• TASK ITEM
Please copy every line with the string "node" from the entries below.

Records contained in a dataset
>>>>>

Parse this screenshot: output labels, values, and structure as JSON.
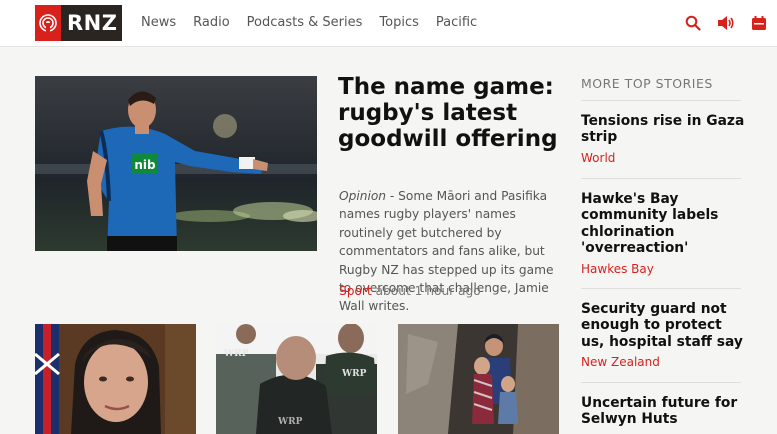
{
  "brand": {
    "logo_text": "RNZ"
  },
  "nav": {
    "items": [
      "News",
      "Radio",
      "Podcasts & Series",
      "Topics",
      "Pacific"
    ]
  },
  "header_icons": [
    "search-icon",
    "volume-icon",
    "calendar-icon"
  ],
  "colors": {
    "brand_red": "#d9211c",
    "logo_dark": "#2a2521",
    "page_bg": "#f5f5f4"
  },
  "lead": {
    "title": "The name game: rugby's latest goodwill offering",
    "summary_label": "Opinion",
    "summary": " - Some Māori and Pasifika names rugby players' names routinely get butchered by commentators and fans alike, but Rugby NZ has stepped up its game to overcome that challenge, Jamie Wall writes.",
    "tag": "Sport",
    "time": " about 1 hour ago",
    "jersey_logo": "nib"
  },
  "more": {
    "heading": "MORE TOP STORIES",
    "stories": [
      {
        "title": "Tensions rise in Gaza strip",
        "tag": "World"
      },
      {
        "title": "Hawke's Bay community labels chlorination 'overreaction'",
        "tag": "Hawkes Bay"
      },
      {
        "title": "Security guard not enough to protect us, hospital staff say",
        "tag": "New Zealand"
      },
      {
        "title": "Uncertain future for Selwyn Huts",
        "tag": ""
      }
    ]
  },
  "thumbs": {
    "vest_text": "WRP"
  }
}
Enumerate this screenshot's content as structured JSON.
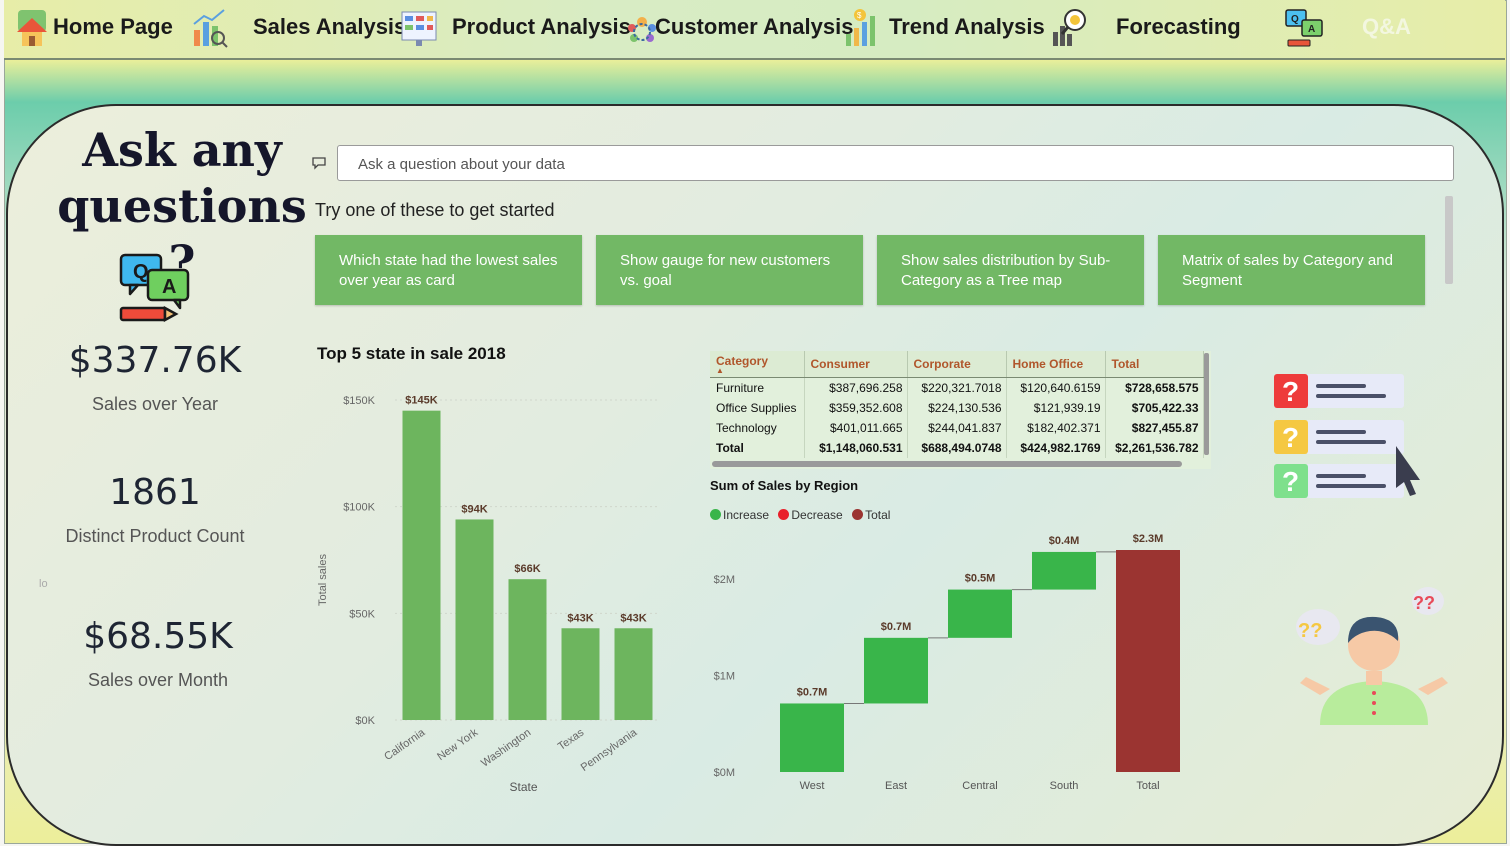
{
  "nav": {
    "items": [
      {
        "label": "Home Page",
        "icon": "house-icon"
      },
      {
        "label": "Sales Analysis",
        "icon": "bar-chart-magnifier-icon"
      },
      {
        "label": "Product Analysis",
        "icon": "product-board-icon"
      },
      {
        "label": "Customer Analysis",
        "icon": "customer-group-icon"
      },
      {
        "label": "Trend Analysis",
        "icon": "trend-chart-icon"
      },
      {
        "label": "Forecasting",
        "icon": "forecast-magnifier-icon"
      },
      {
        "label": "Q&A",
        "icon": "qa-chat-icon"
      }
    ]
  },
  "left": {
    "title_line1": "Ask any",
    "title_line2": "questions ?",
    "kpis": [
      {
        "value": "$337.76K",
        "label": "Sales over Year"
      },
      {
        "value": "1861",
        "label": "Distinct Product Count"
      },
      {
        "value": "$68.55K",
        "label": "Sales over Month"
      }
    ],
    "stray_text": "lo"
  },
  "qa": {
    "placeholder": "Ask a question about your data",
    "try_text": "Try one of these to get started",
    "suggestions": [
      "Which state had the lowest sales over year as card",
      "Show gauge for new customers vs. goal",
      "Show sales distribution by Sub-Category as a Tree map",
      "Matrix of sales by Category and Segment"
    ]
  },
  "colors": {
    "bar_green": "#6db55e",
    "chip_green": "#72b865",
    "increase": "#39b54a",
    "decrease": "#e8202a",
    "total": "#9b3431"
  },
  "chart_data": [
    {
      "type": "bar",
      "title": "Top 5 state in sale 2018",
      "xlabel": "State",
      "ylabel": "Total sales",
      "categories": [
        "California",
        "New York",
        "Washington",
        "Texas",
        "Pennsylvania"
      ],
      "values": [
        145,
        94,
        66,
        43,
        43
      ],
      "value_labels": [
        "$145K",
        "$94K",
        "$66K",
        "$43K",
        "$43K"
      ],
      "yticks": [
        "$0K",
        "$50K",
        "$100K",
        "$150K"
      ],
      "ylim": [
        0,
        150
      ],
      "grid": true
    },
    {
      "type": "table",
      "columns": [
        "Category",
        "Consumer",
        "Corporate",
        "Home Office",
        "Total"
      ],
      "rows": [
        [
          "Furniture",
          "$387,696.258",
          "$220,321.7018",
          "$120,640.6159",
          "$728,658.575"
        ],
        [
          "Office Supplies",
          "$359,352.608",
          "$224,130.536",
          "$121,939.19",
          "$705,422.33"
        ],
        [
          "Technology",
          "$401,011.665",
          "$244,041.837",
          "$182,402.371",
          "$827,455.87"
        ],
        [
          "Total",
          "$1,148,060.531",
          "$688,494.0748",
          "$424,982.1769",
          "$2,261,536.782"
        ]
      ]
    },
    {
      "type": "bar",
      "subtype": "waterfall",
      "title": "Sum of Sales by Region",
      "legend": [
        "Increase",
        "Decrease",
        "Total"
      ],
      "categories": [
        "West",
        "East",
        "Central",
        "South",
        "Total"
      ],
      "values": [
        0.71,
        0.68,
        0.5,
        0.39,
        2.3
      ],
      "value_labels": [
        "$0.7M",
        "$0.7M",
        "$0.5M",
        "$0.4M",
        "$2.3M"
      ],
      "kinds": [
        "increase",
        "increase",
        "increase",
        "increase",
        "total"
      ],
      "yticks": [
        "$0M",
        "$1M",
        "$2M"
      ],
      "ylim": [
        0,
        2.3
      ]
    }
  ]
}
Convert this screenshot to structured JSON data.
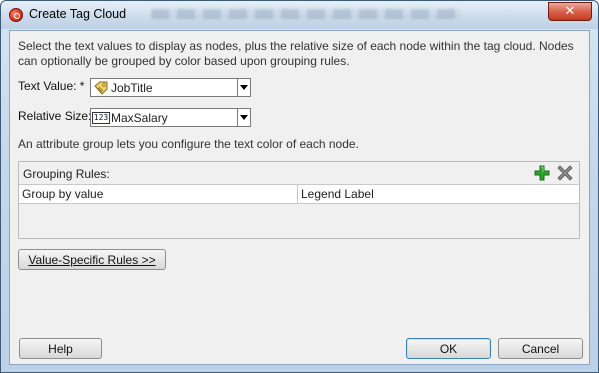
{
  "window": {
    "title": "Create Tag Cloud",
    "close_glyph": "✕"
  },
  "description": "Select the text values to display as nodes, plus the relative size of each node within the tag cloud. Nodes can optionally be grouped by color based upon grouping rules.",
  "text_value": {
    "label": "Text Value: *",
    "value": "JobTitle",
    "icon": "text-tag-icon"
  },
  "relative_size": {
    "label": "Relative Size:",
    "value": "MaxSalary",
    "icon": "numeric-123-icon",
    "icon_text": "123"
  },
  "attribute_note": "An attribute group lets you configure the text color of each node.",
  "grouping_rules": {
    "title": "Grouping Rules:",
    "columns": [
      "Group by value",
      "Legend Label"
    ],
    "rows": []
  },
  "buttons": {
    "value_specific_rules": "Value-Specific Rules >>",
    "help": "Help",
    "ok": "OK",
    "cancel": "Cancel"
  },
  "colors": {
    "add": "#2da32d",
    "remove": "#7a7a7a",
    "accent": "#3c7fb1"
  }
}
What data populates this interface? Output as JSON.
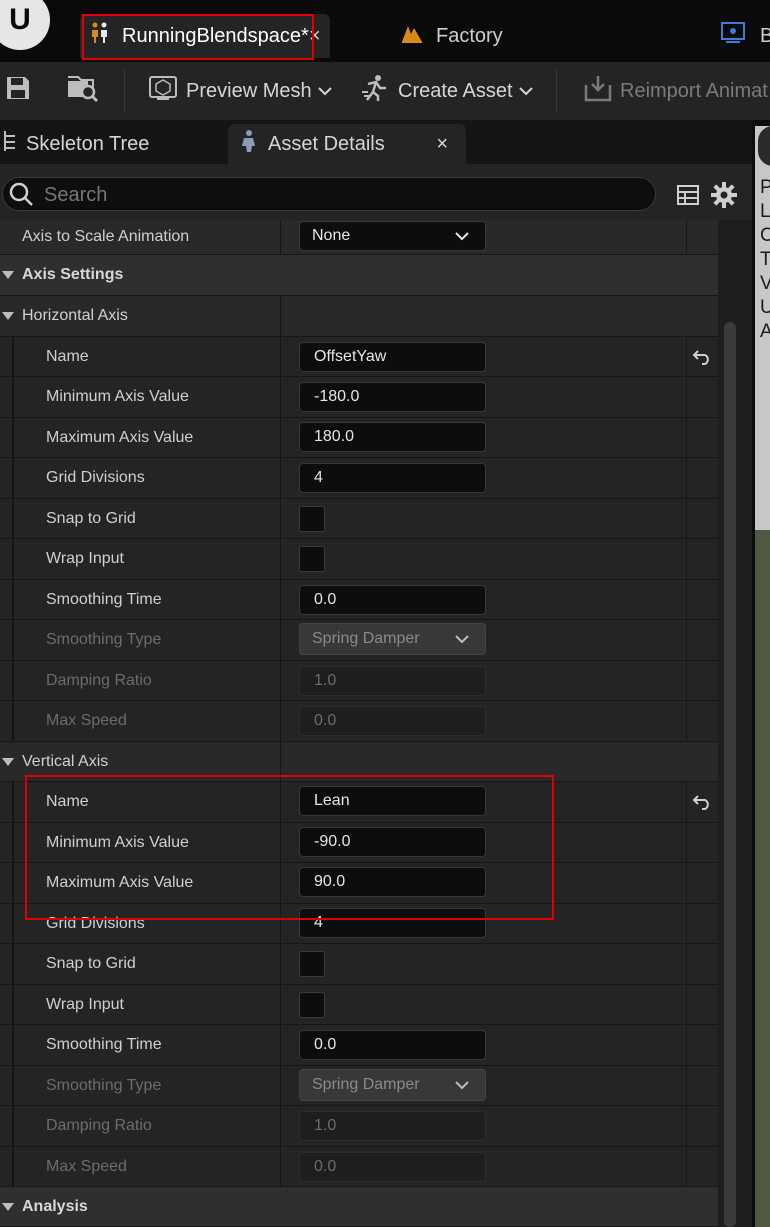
{
  "title_bar": {
    "tabs": [
      {
        "label": "RunningBlendspace*",
        "close": "×"
      },
      {
        "label": "Factory"
      },
      {
        "label": "B"
      }
    ]
  },
  "toolbar": {
    "preview_mesh": "Preview Mesh",
    "create_asset": "Create Asset",
    "reimport": "Reimport Animat"
  },
  "panel_tabs": {
    "skeleton_tree": "Skeleton Tree",
    "asset_details": "Asset Details",
    "close": "×"
  },
  "search": {
    "placeholder": "Search"
  },
  "details": {
    "axis_to_scale": {
      "label": "Axis to Scale Animation",
      "value": "None"
    },
    "axis_settings": "Axis Settings",
    "horizontal": {
      "header": "Horizontal Axis",
      "name_label": "Name",
      "name_value": "OffsetYaw",
      "min_label": "Minimum Axis Value",
      "min_value": "-180.0",
      "max_label": "Maximum Axis Value",
      "max_value": "180.0",
      "grid_label": "Grid Divisions",
      "grid_value": "4",
      "snap_label": "Snap to Grid",
      "snap_checked": false,
      "wrap_label": "Wrap Input",
      "wrap_checked": false,
      "smooth_time_label": "Smoothing Time",
      "smooth_time_value": "0.0",
      "smooth_type_label": "Smoothing Type",
      "smooth_type_value": "Spring Damper",
      "damping_label": "Damping Ratio",
      "damping_value": "1.0",
      "max_speed_label": "Max Speed",
      "max_speed_value": "0.0"
    },
    "vertical": {
      "header": "Vertical Axis",
      "name_label": "Name",
      "name_value": "Lean",
      "min_label": "Minimum Axis Value",
      "min_value": "-90.0",
      "max_label": "Maximum Axis Value",
      "max_value": "90.0",
      "grid_label": "Grid Divisions",
      "grid_value": "4",
      "snap_label": "Snap to Grid",
      "snap_checked": false,
      "wrap_label": "Wrap Input",
      "wrap_checked": false,
      "smooth_time_label": "Smoothing Time",
      "smooth_time_value": "0.0",
      "smooth_type_label": "Smoothing Type",
      "smooth_type_value": "Spring Damper",
      "damping_label": "Damping Ratio",
      "damping_value": "1.0",
      "max_speed_label": "Max Speed",
      "max_speed_value": "0.0"
    },
    "analysis": "Analysis"
  },
  "viewport_text": "P L C T V U A",
  "colors": {
    "highlight": "#e00000",
    "factory_icon": "#d98b1a",
    "accent_blue": "#3d7bd9"
  }
}
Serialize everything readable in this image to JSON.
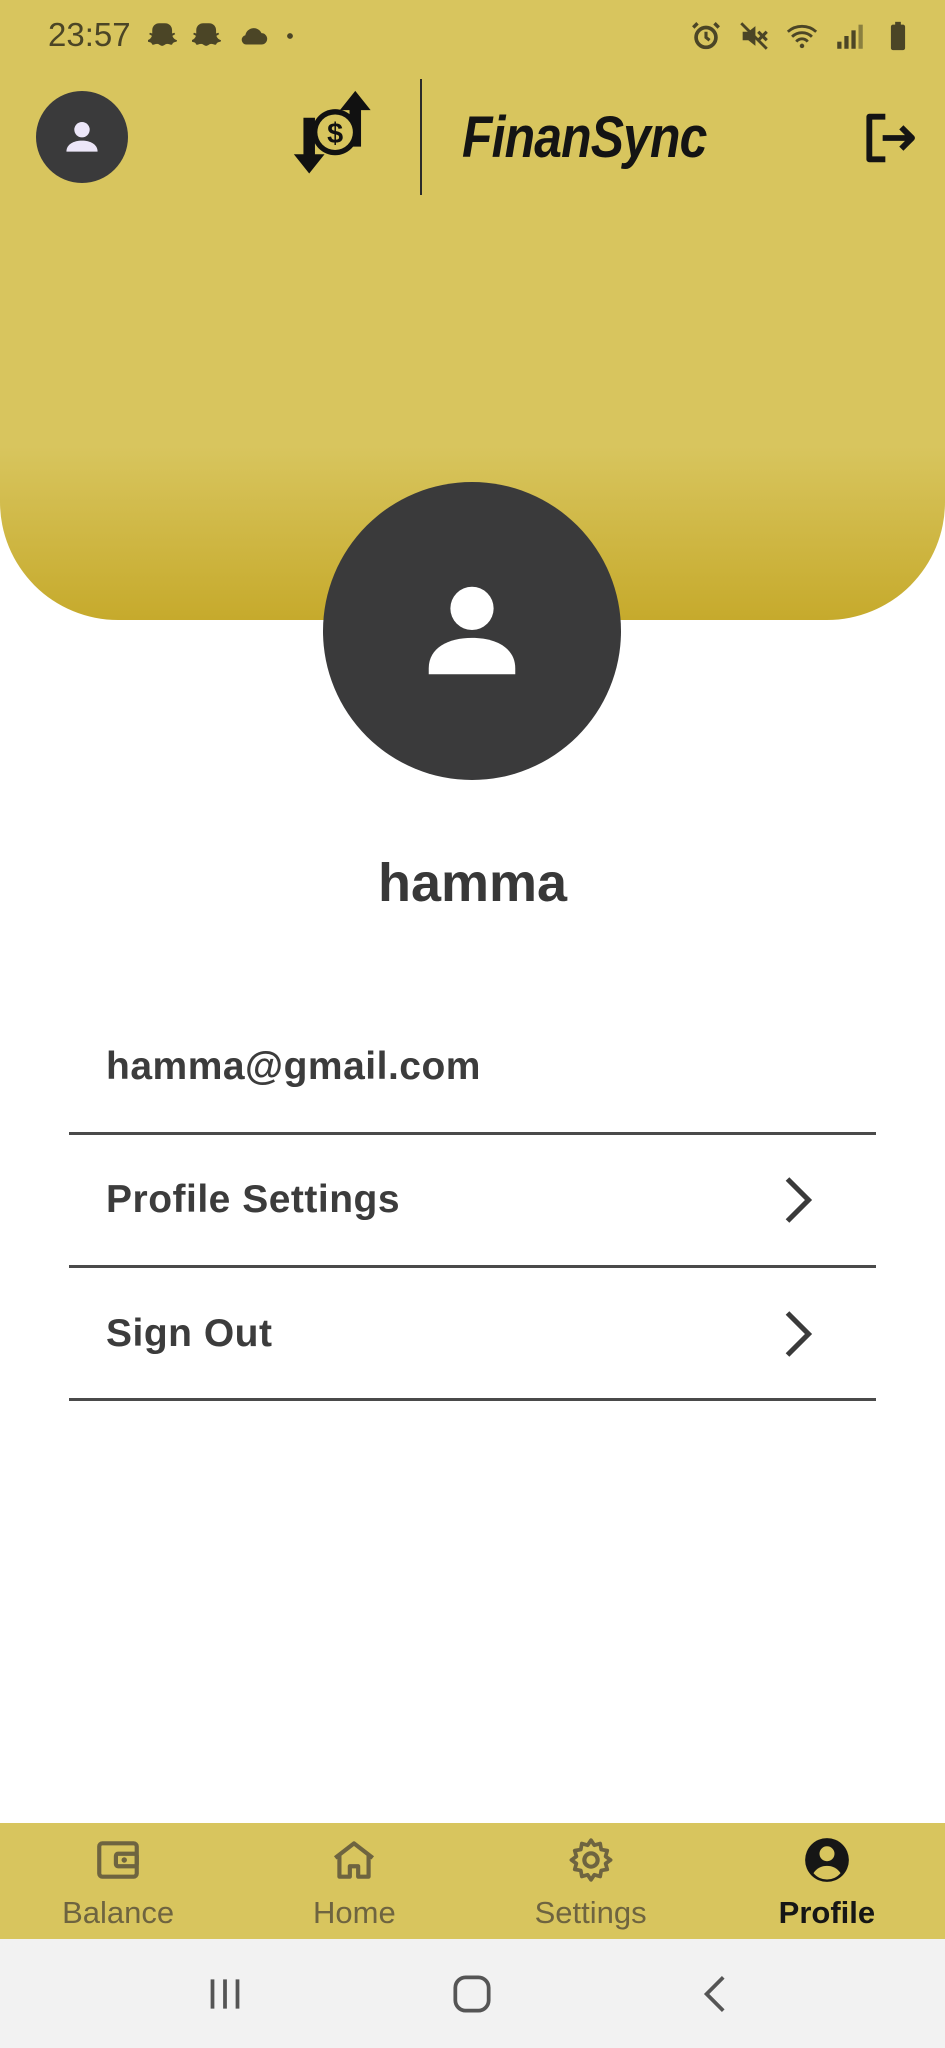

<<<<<

• ANSWER FOR THIS EXERCISE
  "description": "Select the text values to display as nodes, plus the relative size of each node within the tag cloud. Nodes can optionally be grouped by color based upon grouping rules.",
  "attribute_note": "An attribute group lets you configure the text color of each node.",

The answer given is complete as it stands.